BEGIN Data to process

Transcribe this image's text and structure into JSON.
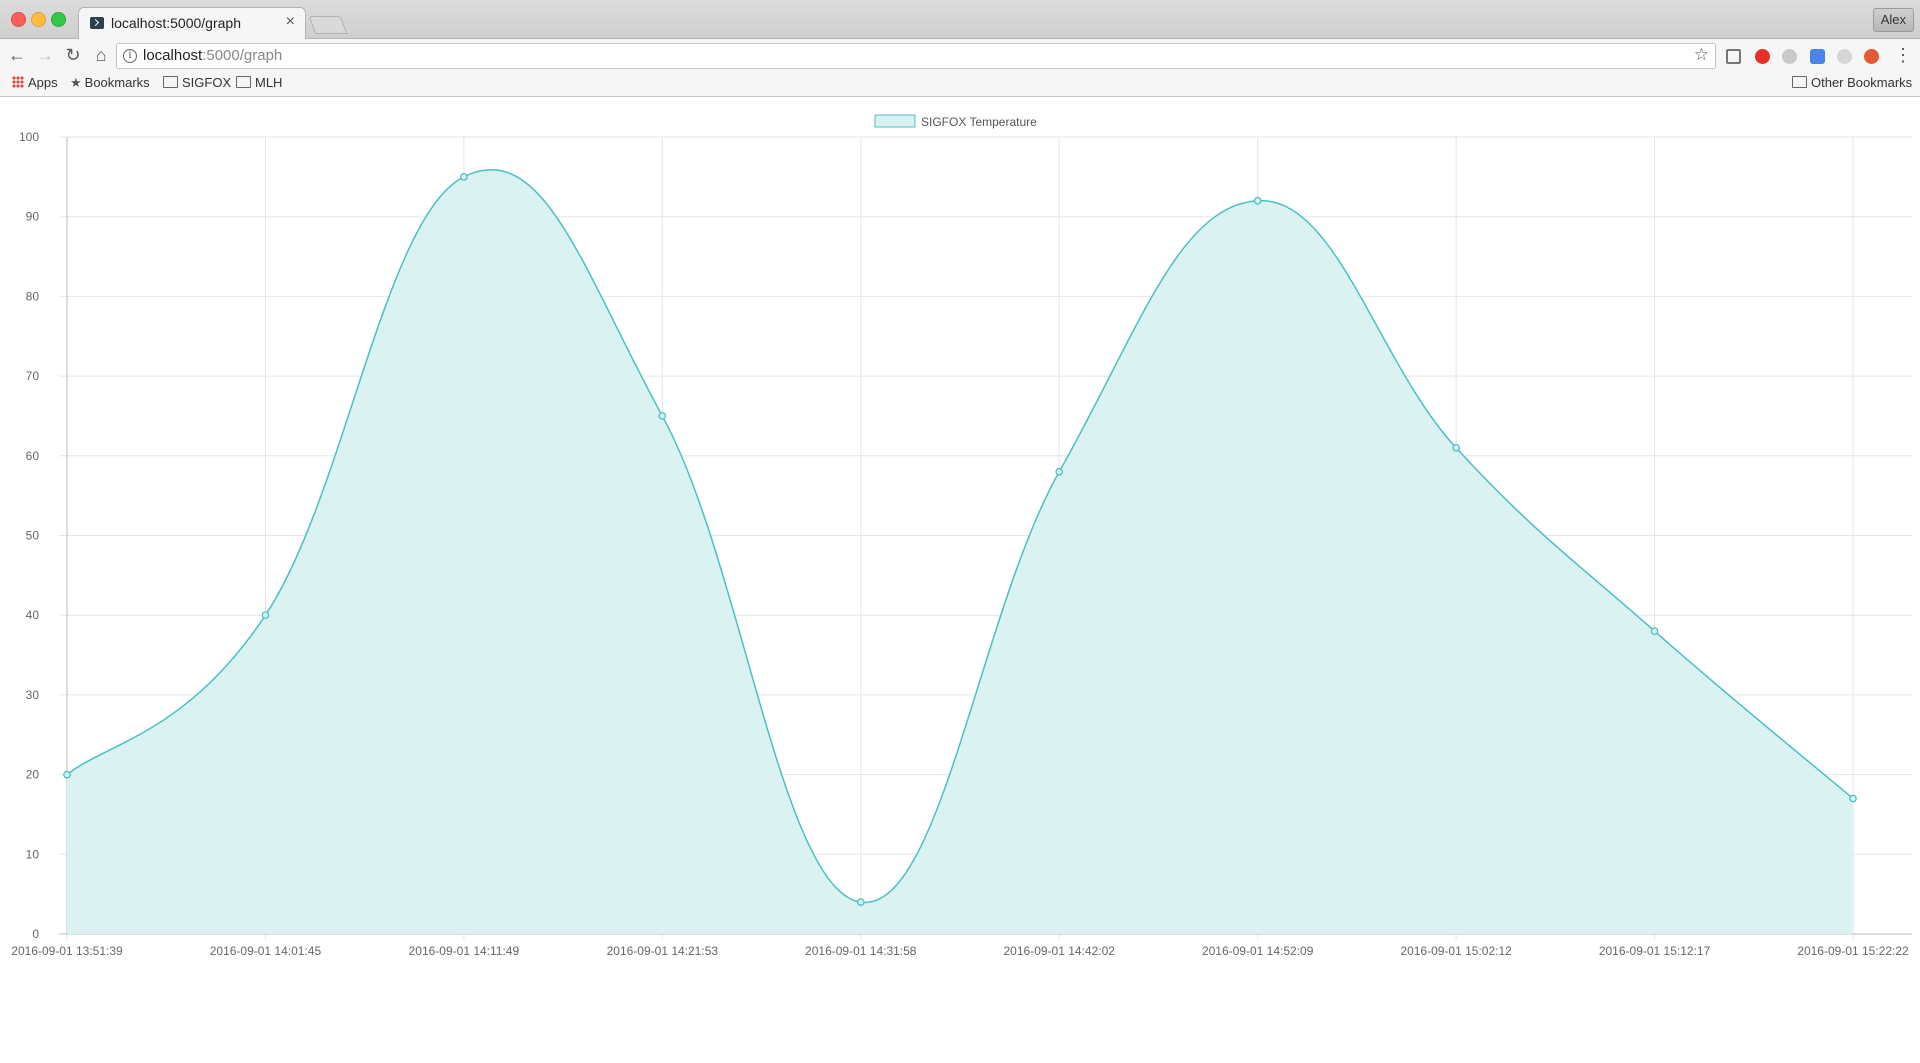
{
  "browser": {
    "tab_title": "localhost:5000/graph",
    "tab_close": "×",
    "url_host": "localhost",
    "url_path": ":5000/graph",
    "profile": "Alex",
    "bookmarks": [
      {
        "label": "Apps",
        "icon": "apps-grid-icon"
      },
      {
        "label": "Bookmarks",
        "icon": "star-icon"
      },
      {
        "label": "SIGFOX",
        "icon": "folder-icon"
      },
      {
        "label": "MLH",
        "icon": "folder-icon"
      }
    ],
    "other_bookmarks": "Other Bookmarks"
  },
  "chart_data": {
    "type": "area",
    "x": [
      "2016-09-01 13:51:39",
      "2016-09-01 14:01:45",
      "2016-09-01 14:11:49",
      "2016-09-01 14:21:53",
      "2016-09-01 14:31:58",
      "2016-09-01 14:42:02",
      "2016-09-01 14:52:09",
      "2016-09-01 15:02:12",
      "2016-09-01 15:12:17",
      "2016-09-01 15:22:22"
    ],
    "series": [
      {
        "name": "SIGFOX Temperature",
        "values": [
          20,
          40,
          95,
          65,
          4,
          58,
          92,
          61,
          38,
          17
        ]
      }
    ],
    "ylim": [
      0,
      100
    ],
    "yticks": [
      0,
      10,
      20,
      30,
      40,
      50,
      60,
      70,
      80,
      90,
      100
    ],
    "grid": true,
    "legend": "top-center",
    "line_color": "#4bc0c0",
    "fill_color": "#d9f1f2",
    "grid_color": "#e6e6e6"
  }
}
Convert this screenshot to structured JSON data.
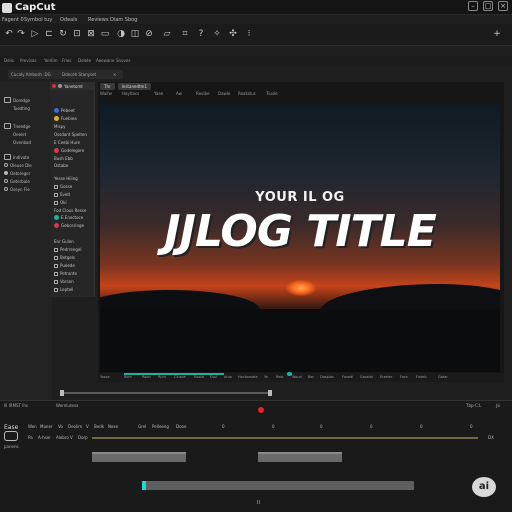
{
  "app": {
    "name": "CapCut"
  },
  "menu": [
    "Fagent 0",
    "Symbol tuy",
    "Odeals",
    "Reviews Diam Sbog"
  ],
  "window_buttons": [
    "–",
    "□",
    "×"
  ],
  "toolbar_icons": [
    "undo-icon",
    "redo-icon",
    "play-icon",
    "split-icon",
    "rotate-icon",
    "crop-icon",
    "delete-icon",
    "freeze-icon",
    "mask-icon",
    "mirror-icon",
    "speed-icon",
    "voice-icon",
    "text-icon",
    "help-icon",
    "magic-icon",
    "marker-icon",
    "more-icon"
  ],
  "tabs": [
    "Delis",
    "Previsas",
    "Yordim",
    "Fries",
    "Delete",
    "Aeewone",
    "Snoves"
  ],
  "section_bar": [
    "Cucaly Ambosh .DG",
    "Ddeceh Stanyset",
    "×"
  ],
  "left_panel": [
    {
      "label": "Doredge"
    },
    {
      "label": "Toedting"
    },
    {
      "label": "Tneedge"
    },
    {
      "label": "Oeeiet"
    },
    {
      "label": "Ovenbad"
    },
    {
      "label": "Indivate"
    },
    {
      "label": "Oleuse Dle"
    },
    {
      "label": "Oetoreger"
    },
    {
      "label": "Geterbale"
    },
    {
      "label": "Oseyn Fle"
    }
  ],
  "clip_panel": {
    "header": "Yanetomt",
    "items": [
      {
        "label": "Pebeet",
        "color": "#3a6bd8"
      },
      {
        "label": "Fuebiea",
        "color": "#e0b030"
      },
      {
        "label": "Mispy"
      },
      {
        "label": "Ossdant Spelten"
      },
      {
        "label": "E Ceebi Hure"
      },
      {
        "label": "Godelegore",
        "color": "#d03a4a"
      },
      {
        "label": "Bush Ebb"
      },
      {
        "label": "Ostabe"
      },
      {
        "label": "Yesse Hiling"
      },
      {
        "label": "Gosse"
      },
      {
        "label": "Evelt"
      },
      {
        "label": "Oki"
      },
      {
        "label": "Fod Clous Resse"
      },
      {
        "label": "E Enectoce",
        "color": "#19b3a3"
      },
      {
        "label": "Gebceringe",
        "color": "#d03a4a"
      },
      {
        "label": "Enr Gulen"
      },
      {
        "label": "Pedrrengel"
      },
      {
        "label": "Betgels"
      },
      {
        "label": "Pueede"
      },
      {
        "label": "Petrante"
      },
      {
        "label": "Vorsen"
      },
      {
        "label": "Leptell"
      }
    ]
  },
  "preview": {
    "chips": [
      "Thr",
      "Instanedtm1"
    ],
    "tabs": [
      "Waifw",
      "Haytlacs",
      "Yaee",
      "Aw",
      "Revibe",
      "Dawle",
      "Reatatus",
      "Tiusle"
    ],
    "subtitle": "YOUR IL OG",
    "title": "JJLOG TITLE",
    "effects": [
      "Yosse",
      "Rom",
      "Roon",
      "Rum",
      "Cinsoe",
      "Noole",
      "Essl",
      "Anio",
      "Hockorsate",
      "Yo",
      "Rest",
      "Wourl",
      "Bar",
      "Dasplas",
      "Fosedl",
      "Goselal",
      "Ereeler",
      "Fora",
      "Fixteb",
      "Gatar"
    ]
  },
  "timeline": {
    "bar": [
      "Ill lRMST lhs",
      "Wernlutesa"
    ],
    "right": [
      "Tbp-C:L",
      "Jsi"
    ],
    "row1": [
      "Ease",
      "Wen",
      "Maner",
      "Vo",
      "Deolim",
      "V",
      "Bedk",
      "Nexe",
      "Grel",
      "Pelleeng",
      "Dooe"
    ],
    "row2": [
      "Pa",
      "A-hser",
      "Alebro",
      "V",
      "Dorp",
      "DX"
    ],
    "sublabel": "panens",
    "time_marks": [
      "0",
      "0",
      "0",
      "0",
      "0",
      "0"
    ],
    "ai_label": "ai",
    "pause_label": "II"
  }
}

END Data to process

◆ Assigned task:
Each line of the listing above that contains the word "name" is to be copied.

◆ Task solution:
        "name": "SIGFOX Temperature",
    "name": "CapCut"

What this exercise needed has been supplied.